Exercise: Everything in the listing below must be reproduced exactly, apart from its images.

Data under study:
* * * *
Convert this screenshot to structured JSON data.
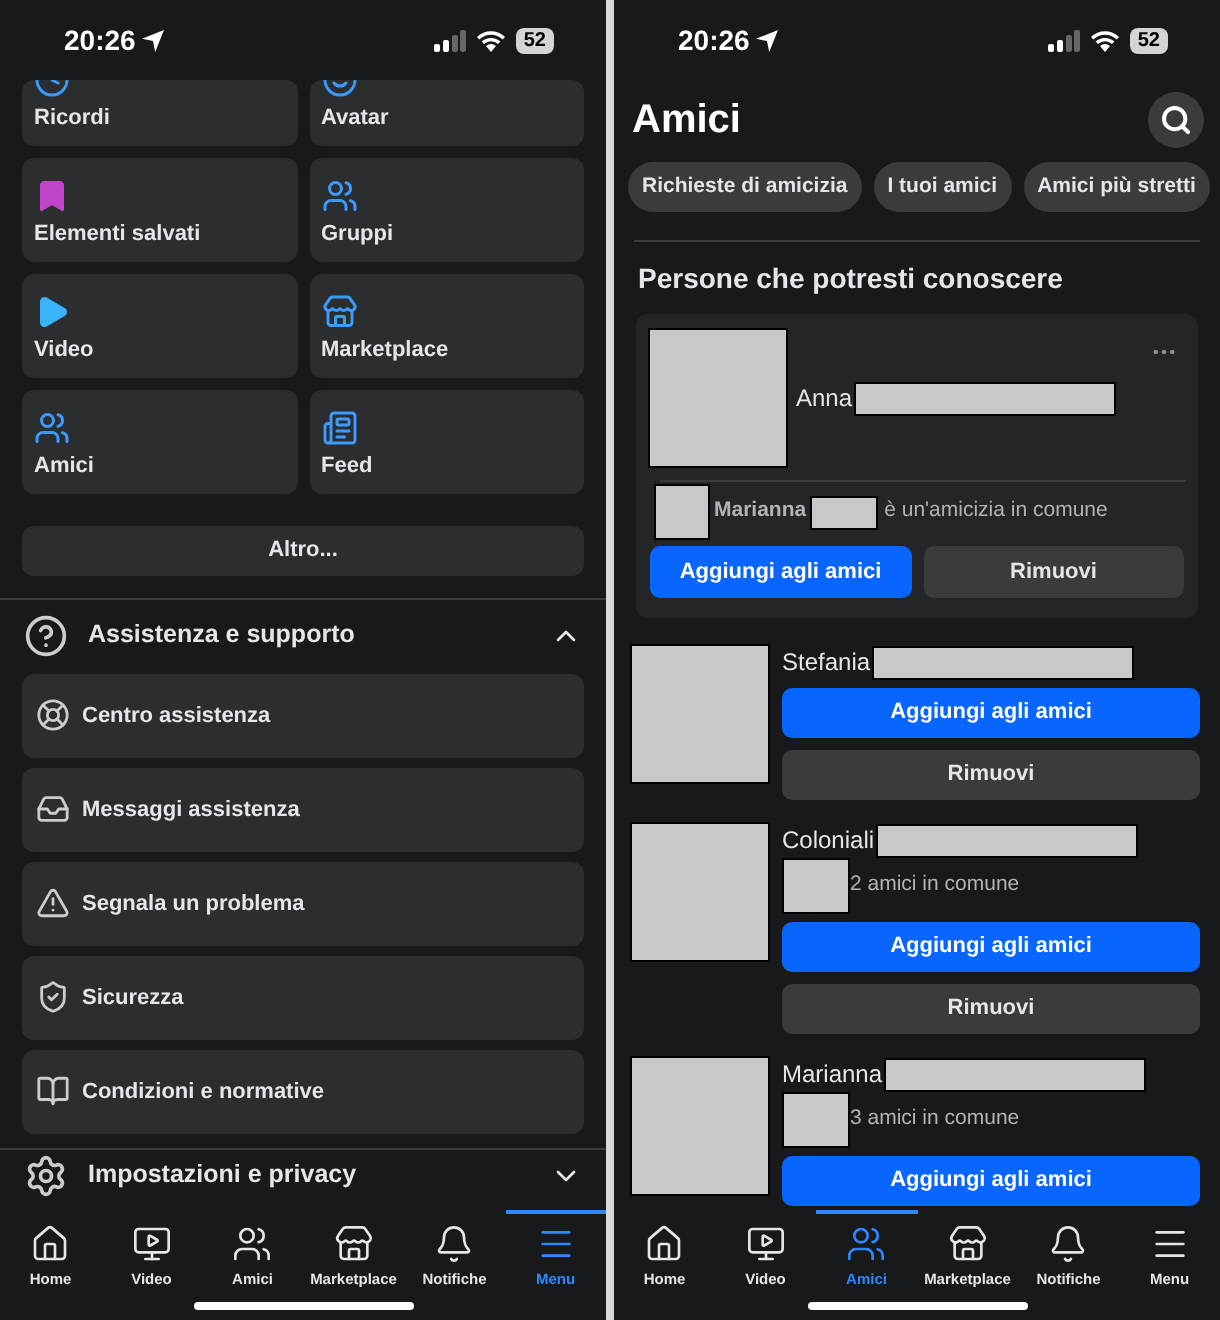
{
  "menu_screen": {
    "status_bar": {
      "time": "20:26",
      "battery": "52"
    },
    "shortcuts": [
      {
        "label": "Ricordi"
      },
      {
        "label": "Avatar"
      },
      {
        "label": "Elementi salvati"
      },
      {
        "label": "Gruppi"
      },
      {
        "label": "Video"
      },
      {
        "label": "Marketplace"
      },
      {
        "label": "Amici"
      },
      {
        "label": "Feed"
      }
    ],
    "more_button": "Altro...",
    "sections": [
      {
        "title": "Assistenza e supporto",
        "expanded": true,
        "items": [
          "Centro assistenza",
          "Messaggi assistenza",
          "Segnala un problema",
          "Sicurezza",
          "Condizioni e normative"
        ]
      },
      {
        "title": "Impostazioni e privacy",
        "expanded": false
      }
    ],
    "tab_bar": [
      {
        "label": "Home",
        "selected": false
      },
      {
        "label": "Video",
        "selected": false
      },
      {
        "label": "Amici",
        "selected": false
      },
      {
        "label": "Marketplace",
        "selected": false
      },
      {
        "label": "Notifiche",
        "selected": false
      },
      {
        "label": "Menu",
        "selected": true
      }
    ]
  },
  "friends_screen": {
    "status_bar": {
      "time": "20:26",
      "battery": "52"
    },
    "title": "Amici",
    "chips": [
      "Richieste di amicizia",
      "I tuoi amici",
      "Amici più stretti"
    ],
    "section_title": "Persone che potresti conoscere",
    "featured": {
      "name": "Anna",
      "mutual_name": "Marianna",
      "mutual_text": "è un'amicizia in comune",
      "add_button": "Aggiungi agli amici",
      "remove_button": "Rimuovi"
    },
    "people": [
      {
        "name": "Stefania",
        "add_button": "Aggiungi agli amici",
        "remove_button": "Rimuovi"
      },
      {
        "name": "Coloniali",
        "mutual": "2 amici in comune",
        "add_button": "Aggiungi agli amici",
        "remove_button": "Rimuovi"
      },
      {
        "name": "Marianna",
        "mutual": "3 amici in comune",
        "add_button": "Aggiungi agli amici"
      }
    ],
    "tab_bar": [
      {
        "label": "Home",
        "selected": false
      },
      {
        "label": "Video",
        "selected": false
      },
      {
        "label": "Amici",
        "selected": true
      },
      {
        "label": "Marketplace",
        "selected": false
      },
      {
        "label": "Notifiche",
        "selected": false
      },
      {
        "label": "Menu",
        "selected": false
      }
    ]
  }
}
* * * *
Your solution:
Convert this screenshot to structured JSON data.
{
  "menu_screen": {
    "status_bar": {
      "time": "20:26",
      "battery": "52"
    },
    "shortcuts": [
      {
        "label": "Ricordi"
      },
      {
        "label": "Avatar"
      },
      {
        "label": "Elementi salvati"
      },
      {
        "label": "Gruppi"
      },
      {
        "label": "Video"
      },
      {
        "label": "Marketplace"
      },
      {
        "label": "Amici"
      },
      {
        "label": "Feed"
      }
    ],
    "more_button": "Altro...",
    "sections": [
      {
        "title": "Assistenza e supporto",
        "expanded": true,
        "items": [
          "Centro assistenza",
          "Messaggi assistenza",
          "Segnala un problema",
          "Sicurezza",
          "Condizioni e normative"
        ]
      },
      {
        "title": "Impostazioni e privacy",
        "expanded": false
      }
    ],
    "tab_bar": [
      {
        "label": "Home",
        "selected": false
      },
      {
        "label": "Video",
        "selected": false
      },
      {
        "label": "Amici",
        "selected": false
      },
      {
        "label": "Marketplace",
        "selected": false
      },
      {
        "label": "Notifiche",
        "selected": false
      },
      {
        "label": "Menu",
        "selected": true
      }
    ]
  },
  "friends_screen": {
    "status_bar": {
      "time": "20:26",
      "battery": "52"
    },
    "title": "Amici",
    "chips": [
      "Richieste di amicizia",
      "I tuoi amici",
      "Amici più stretti"
    ],
    "section_title": "Persone che potresti conoscere",
    "featured": {
      "name": "Anna",
      "mutual_name": "Marianna",
      "mutual_text": "è un'amicizia in comune",
      "add_button": "Aggiungi agli amici",
      "remove_button": "Rimuovi"
    },
    "people": [
      {
        "name": "Stefania",
        "add_button": "Aggiungi agli amici",
        "remove_button": "Rimuovi"
      },
      {
        "name": "Coloniali",
        "mutual": "2 amici in comune",
        "add_button": "Aggiungi agli amici",
        "remove_button": "Rimuovi"
      },
      {
        "name": "Marianna",
        "mutual": "3 amici in comune",
        "add_button": "Aggiungi agli amici"
      }
    ],
    "tab_bar": [
      {
        "label": "Home",
        "selected": false
      },
      {
        "label": "Video",
        "selected": false
      },
      {
        "label": "Amici",
        "selected": true
      },
      {
        "label": "Marketplace",
        "selected": false
      },
      {
        "label": "Notifiche",
        "selected": false
      },
      {
        "label": "Menu",
        "selected": false
      }
    ]
  }
}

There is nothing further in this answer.